> **What the exercise asks**
Restate all of the entries verbatim.

Dataset records:
========

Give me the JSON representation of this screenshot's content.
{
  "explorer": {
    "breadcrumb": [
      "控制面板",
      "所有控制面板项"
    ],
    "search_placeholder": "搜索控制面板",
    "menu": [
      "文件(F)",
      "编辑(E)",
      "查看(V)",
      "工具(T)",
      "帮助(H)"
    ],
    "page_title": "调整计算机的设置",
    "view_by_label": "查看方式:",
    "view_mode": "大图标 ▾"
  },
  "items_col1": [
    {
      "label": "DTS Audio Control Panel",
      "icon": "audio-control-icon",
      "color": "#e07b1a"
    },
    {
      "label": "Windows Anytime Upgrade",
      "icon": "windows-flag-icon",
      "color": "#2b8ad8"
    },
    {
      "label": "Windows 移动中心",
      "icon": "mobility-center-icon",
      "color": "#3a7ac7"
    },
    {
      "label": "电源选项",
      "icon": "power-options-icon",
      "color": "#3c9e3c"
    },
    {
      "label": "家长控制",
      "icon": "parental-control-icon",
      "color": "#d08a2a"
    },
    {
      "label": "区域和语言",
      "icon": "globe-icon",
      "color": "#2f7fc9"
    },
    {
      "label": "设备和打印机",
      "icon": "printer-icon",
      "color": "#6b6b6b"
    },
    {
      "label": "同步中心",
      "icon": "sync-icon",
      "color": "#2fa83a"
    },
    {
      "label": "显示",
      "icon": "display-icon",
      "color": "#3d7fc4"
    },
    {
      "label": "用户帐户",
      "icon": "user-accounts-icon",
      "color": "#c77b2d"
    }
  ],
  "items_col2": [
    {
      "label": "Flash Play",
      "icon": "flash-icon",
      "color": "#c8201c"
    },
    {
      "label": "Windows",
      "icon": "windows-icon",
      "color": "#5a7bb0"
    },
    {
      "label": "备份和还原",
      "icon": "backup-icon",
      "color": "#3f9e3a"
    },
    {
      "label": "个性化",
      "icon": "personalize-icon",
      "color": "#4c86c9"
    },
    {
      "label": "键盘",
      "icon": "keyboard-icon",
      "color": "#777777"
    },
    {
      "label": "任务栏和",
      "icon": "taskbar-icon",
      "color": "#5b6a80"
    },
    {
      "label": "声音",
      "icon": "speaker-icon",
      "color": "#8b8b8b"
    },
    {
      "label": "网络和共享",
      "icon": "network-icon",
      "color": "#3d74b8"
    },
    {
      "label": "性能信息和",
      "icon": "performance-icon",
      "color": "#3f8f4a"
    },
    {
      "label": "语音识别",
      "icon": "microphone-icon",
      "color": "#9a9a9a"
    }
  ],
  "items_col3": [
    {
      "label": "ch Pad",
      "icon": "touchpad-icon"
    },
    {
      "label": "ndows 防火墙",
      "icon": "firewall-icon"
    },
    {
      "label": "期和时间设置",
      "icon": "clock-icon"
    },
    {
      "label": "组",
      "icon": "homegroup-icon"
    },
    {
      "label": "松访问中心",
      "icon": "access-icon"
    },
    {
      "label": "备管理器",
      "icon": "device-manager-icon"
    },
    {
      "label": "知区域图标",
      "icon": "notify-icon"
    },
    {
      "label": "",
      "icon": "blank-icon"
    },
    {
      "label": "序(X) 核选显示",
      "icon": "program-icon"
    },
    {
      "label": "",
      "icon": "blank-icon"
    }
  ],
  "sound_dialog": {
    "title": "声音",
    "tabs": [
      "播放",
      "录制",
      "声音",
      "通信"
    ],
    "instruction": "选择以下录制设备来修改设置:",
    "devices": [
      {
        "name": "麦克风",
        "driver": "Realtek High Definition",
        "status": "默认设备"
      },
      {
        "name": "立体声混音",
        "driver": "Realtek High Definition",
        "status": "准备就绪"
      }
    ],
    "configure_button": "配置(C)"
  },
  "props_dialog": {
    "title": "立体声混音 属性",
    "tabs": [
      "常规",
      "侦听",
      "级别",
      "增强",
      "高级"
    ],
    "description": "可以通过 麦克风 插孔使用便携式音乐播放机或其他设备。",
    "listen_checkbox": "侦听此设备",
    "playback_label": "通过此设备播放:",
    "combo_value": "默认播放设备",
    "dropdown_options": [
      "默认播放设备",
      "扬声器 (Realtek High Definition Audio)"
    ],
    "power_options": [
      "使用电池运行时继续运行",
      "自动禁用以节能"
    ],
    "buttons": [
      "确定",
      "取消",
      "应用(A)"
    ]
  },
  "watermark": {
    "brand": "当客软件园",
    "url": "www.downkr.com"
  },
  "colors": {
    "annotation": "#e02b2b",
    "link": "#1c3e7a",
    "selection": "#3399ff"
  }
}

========

> **Answer to the problem**
Give me the JSON representation of this screenshot's content.
{
  "explorer": {
    "breadcrumb": [
      "控制面板",
      "所有控制面板项"
    ],
    "search_placeholder": "搜索控制面板",
    "menu": [
      "文件(F)",
      "编辑(E)",
      "查看(V)",
      "工具(T)",
      "帮助(H)"
    ],
    "page_title": "调整计算机的设置",
    "view_by_label": "查看方式:",
    "view_mode": "大图标 ▾"
  },
  "items_col1": [
    {
      "label": "DTS Audio Control Panel",
      "icon": "audio-control-icon",
      "color": "#e07b1a"
    },
    {
      "label": "Windows Anytime Upgrade",
      "icon": "windows-flag-icon",
      "color": "#2b8ad8"
    },
    {
      "label": "Windows 移动中心",
      "icon": "mobility-center-icon",
      "color": "#3a7ac7"
    },
    {
      "label": "电源选项",
      "icon": "power-options-icon",
      "color": "#3c9e3c"
    },
    {
      "label": "家长控制",
      "icon": "parental-control-icon",
      "color": "#d08a2a"
    },
    {
      "label": "区域和语言",
      "icon": "globe-icon",
      "color": "#2f7fc9"
    },
    {
      "label": "设备和打印机",
      "icon": "printer-icon",
      "color": "#6b6b6b"
    },
    {
      "label": "同步中心",
      "icon": "sync-icon",
      "color": "#2fa83a"
    },
    {
      "label": "显示",
      "icon": "display-icon",
      "color": "#3d7fc4"
    },
    {
      "label": "用户帐户",
      "icon": "user-accounts-icon",
      "color": "#c77b2d"
    }
  ],
  "items_col2": [
    {
      "label": "Flash Play",
      "icon": "flash-icon",
      "color": "#c8201c"
    },
    {
      "label": "Windows",
      "icon": "windows-icon",
      "color": "#5a7bb0"
    },
    {
      "label": "备份和还原",
      "icon": "backup-icon",
      "color": "#3f9e3a"
    },
    {
      "label": "个性化",
      "icon": "personalize-icon",
      "color": "#4c86c9"
    },
    {
      "label": "键盘",
      "icon": "keyboard-icon",
      "color": "#777777"
    },
    {
      "label": "任务栏和",
      "icon": "taskbar-icon",
      "color": "#5b6a80"
    },
    {
      "label": "声音",
      "icon": "speaker-icon",
      "color": "#8b8b8b"
    },
    {
      "label": "网络和共享",
      "icon": "network-icon",
      "color": "#3d74b8"
    },
    {
      "label": "性能信息和",
      "icon": "performance-icon",
      "color": "#3f8f4a"
    },
    {
      "label": "语音识别",
      "icon": "microphone-icon",
      "color": "#9a9a9a"
    }
  ],
  "items_col3": [
    {
      "label": "ch Pad",
      "icon": "touchpad-icon"
    },
    {
      "label": "ndows 防火墙",
      "icon": "firewall-icon"
    },
    {
      "label": "期和时间设置",
      "icon": "clock-icon"
    },
    {
      "label": "组",
      "icon": "homegroup-icon"
    },
    {
      "label": "松访问中心",
      "icon": "access-icon"
    },
    {
      "label": "备管理器",
      "icon": "device-manager-icon"
    },
    {
      "label": "知区域图标",
      "icon": "notify-icon"
    },
    {
      "label": "",
      "icon": "blank-icon"
    },
    {
      "label": "序(X) 核选显示",
      "icon": "program-icon"
    },
    {
      "label": "",
      "icon": "blank-icon"
    }
  ],
  "sound_dialog": {
    "title": "声音",
    "tabs": [
      "播放",
      "录制",
      "声音",
      "通信"
    ],
    "instruction": "选择以下录制设备来修改设置:",
    "devices": [
      {
        "name": "麦克风",
        "driver": "Realtek High Definition",
        "status": "默认设备"
      },
      {
        "name": "立体声混音",
        "driver": "Realtek High Definition",
        "status": "准备就绪"
      }
    ],
    "configure_button": "配置(C)"
  },
  "props_dialog": {
    "title": "立体声混音 属性",
    "tabs": [
      "常规",
      "侦听",
      "级别",
      "增强",
      "高级"
    ],
    "description": "可以通过 麦克风 插孔使用便携式音乐播放机或其他设备。",
    "listen_checkbox": "侦听此设备",
    "playback_label": "通过此设备播放:",
    "combo_value": "默认播放设备",
    "dropdown_options": [
      "默认播放设备",
      "扬声器 (Realtek High Definition Audio)"
    ],
    "power_options": [
      "使用电池运行时继续运行",
      "自动禁用以节能"
    ],
    "buttons": [
      "确定",
      "取消",
      "应用(A)"
    ]
  },
  "watermark": {
    "brand": "当客软件园",
    "url": "www.downkr.com"
  },
  "colors": {
    "annotation": "#e02b2b",
    "link": "#1c3e7a",
    "selection": "#3399ff"
  }
}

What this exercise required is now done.